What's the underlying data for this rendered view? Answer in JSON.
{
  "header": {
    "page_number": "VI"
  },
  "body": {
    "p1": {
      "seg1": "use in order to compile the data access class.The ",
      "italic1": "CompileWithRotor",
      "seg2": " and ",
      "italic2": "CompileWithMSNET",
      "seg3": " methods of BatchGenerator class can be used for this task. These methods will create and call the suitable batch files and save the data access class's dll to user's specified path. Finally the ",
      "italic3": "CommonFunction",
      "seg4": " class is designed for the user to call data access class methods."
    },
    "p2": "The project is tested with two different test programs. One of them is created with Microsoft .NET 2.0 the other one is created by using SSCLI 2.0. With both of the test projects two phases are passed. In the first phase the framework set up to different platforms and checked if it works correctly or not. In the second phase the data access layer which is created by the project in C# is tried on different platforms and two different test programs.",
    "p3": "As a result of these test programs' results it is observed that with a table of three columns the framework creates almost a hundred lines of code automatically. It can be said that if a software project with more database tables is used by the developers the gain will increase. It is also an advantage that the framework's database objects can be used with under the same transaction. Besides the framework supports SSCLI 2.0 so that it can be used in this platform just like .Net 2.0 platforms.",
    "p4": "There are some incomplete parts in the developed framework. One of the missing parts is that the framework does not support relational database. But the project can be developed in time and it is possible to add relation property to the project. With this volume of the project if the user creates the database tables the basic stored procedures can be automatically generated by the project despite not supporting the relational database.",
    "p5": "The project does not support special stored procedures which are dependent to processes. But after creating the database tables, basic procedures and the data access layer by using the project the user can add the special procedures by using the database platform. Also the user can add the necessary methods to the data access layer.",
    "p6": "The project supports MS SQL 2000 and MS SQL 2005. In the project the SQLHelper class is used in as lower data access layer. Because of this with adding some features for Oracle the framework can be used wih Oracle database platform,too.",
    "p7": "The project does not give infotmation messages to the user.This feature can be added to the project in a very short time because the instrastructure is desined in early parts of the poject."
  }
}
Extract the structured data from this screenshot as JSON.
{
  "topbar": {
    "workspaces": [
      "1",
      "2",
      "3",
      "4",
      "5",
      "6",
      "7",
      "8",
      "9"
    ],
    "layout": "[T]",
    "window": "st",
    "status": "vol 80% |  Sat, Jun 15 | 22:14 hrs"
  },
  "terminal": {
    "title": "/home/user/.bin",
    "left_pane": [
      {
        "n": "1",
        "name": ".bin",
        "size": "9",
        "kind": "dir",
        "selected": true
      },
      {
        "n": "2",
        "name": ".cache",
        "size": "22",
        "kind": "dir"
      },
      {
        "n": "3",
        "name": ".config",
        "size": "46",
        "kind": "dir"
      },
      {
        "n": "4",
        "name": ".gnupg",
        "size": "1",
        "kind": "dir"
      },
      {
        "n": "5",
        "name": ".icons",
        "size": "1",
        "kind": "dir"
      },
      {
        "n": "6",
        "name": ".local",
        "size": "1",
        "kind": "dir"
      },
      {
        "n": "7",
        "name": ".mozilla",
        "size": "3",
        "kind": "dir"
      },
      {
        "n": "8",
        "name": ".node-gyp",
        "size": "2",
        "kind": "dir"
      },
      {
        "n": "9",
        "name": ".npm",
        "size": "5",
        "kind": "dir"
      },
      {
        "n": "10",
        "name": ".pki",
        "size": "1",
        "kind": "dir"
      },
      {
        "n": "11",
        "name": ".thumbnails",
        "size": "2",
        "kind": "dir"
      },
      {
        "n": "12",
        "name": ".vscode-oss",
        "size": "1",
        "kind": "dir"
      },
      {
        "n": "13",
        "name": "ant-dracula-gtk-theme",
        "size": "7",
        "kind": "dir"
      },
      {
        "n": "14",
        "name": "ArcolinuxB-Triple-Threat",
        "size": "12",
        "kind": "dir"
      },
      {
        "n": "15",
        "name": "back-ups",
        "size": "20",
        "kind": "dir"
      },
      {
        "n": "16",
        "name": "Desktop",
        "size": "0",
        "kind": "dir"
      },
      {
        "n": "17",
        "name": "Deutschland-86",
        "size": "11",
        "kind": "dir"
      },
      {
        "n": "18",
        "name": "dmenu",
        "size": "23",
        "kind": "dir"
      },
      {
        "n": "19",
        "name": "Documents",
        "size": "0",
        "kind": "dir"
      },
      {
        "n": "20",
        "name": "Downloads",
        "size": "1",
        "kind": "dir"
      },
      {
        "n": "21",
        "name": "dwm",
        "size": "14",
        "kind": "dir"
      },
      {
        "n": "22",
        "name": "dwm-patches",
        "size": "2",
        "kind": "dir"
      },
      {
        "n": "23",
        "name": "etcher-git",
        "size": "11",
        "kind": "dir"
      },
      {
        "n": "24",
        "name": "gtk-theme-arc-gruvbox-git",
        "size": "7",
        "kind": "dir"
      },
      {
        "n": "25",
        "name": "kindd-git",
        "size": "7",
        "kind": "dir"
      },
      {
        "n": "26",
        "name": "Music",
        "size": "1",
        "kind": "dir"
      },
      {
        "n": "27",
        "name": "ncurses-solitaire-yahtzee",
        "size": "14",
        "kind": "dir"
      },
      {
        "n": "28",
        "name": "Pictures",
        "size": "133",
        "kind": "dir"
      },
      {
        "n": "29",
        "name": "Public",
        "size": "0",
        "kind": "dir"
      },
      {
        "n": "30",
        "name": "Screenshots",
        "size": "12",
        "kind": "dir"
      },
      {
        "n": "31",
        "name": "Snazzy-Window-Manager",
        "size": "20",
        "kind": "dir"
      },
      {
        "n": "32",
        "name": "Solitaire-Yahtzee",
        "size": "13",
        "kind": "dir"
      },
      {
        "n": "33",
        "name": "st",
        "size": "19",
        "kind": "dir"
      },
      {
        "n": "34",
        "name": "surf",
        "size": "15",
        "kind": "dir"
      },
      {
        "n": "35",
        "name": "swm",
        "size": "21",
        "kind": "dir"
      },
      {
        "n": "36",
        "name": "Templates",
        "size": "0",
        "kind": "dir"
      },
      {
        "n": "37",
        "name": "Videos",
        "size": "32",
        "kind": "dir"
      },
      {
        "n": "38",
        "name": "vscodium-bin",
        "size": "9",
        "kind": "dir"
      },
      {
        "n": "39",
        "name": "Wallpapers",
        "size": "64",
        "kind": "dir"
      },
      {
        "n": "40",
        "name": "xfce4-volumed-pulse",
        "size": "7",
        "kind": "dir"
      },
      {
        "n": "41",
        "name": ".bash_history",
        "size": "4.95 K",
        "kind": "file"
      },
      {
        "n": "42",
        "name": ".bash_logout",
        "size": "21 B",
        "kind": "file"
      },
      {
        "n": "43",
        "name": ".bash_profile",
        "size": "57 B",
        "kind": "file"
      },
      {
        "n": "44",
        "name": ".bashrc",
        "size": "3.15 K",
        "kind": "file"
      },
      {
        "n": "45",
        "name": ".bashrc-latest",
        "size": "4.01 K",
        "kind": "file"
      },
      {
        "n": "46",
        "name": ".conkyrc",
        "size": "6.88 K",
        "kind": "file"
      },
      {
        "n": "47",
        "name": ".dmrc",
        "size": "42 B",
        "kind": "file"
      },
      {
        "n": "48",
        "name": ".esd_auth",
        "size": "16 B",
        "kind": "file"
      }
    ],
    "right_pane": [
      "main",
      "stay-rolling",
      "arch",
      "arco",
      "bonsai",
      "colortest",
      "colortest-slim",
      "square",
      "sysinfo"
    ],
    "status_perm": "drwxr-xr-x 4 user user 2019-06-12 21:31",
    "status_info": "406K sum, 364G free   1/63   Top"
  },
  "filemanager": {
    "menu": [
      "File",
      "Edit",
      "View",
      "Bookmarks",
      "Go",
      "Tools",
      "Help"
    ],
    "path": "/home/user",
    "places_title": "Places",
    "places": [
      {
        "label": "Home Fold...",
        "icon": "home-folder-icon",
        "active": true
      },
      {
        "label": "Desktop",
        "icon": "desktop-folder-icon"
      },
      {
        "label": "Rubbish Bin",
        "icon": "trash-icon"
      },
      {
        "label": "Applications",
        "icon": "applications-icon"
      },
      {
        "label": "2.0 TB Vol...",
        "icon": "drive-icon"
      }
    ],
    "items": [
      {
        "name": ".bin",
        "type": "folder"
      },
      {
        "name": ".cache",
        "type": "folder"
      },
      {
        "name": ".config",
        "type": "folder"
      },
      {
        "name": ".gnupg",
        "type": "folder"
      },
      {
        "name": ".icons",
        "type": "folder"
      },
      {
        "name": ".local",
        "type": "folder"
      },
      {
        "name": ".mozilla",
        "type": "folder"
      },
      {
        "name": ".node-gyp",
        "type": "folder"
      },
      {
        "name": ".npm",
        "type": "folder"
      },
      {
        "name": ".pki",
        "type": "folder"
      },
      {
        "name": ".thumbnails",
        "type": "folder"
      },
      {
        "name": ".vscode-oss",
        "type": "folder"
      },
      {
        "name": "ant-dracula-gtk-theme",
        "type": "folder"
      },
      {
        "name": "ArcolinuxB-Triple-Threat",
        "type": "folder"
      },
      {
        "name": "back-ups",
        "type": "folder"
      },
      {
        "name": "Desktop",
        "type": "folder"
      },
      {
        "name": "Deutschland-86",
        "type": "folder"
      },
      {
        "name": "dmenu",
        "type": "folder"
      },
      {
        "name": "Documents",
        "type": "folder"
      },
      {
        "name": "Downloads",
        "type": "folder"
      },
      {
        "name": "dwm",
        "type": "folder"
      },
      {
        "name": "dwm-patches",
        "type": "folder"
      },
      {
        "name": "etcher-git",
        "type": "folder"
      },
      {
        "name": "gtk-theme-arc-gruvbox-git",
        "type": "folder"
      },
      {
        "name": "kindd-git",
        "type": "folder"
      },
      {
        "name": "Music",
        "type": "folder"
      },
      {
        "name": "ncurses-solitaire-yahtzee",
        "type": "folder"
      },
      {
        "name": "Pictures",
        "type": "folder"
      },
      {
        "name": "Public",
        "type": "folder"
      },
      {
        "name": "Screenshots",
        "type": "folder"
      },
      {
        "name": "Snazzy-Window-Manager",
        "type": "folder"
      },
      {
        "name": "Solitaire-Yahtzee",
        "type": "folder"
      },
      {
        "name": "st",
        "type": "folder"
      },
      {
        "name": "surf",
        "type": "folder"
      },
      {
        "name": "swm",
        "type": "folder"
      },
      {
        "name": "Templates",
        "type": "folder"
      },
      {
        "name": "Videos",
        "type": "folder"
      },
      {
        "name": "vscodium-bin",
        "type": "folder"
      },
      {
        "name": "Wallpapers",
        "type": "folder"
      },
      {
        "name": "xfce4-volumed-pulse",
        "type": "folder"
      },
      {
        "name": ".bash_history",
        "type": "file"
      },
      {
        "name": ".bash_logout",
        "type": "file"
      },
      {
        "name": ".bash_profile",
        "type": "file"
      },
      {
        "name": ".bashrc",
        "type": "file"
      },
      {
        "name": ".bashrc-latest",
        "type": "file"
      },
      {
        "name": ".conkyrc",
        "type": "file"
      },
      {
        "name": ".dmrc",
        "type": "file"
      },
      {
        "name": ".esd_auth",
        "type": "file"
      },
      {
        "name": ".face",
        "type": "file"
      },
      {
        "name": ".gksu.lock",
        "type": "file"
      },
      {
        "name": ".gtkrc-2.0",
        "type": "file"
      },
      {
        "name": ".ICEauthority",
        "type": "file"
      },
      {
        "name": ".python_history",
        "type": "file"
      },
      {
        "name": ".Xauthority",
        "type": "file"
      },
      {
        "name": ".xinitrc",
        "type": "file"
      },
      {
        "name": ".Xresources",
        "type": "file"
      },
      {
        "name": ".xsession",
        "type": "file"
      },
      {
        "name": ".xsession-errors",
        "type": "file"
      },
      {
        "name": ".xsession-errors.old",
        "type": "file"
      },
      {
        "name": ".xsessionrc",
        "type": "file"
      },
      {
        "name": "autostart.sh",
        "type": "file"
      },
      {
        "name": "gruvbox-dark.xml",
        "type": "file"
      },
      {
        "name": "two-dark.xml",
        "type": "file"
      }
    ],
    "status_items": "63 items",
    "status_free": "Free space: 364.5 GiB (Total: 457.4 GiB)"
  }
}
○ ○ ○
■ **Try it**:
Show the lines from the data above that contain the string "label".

■ **Expected answer**:
        "label": "Home Fold...",
        "label": "Desktop",
        "label": "Rubbish Bin",
        "label": "Applications",
        "label": "2.0 TB Vol...",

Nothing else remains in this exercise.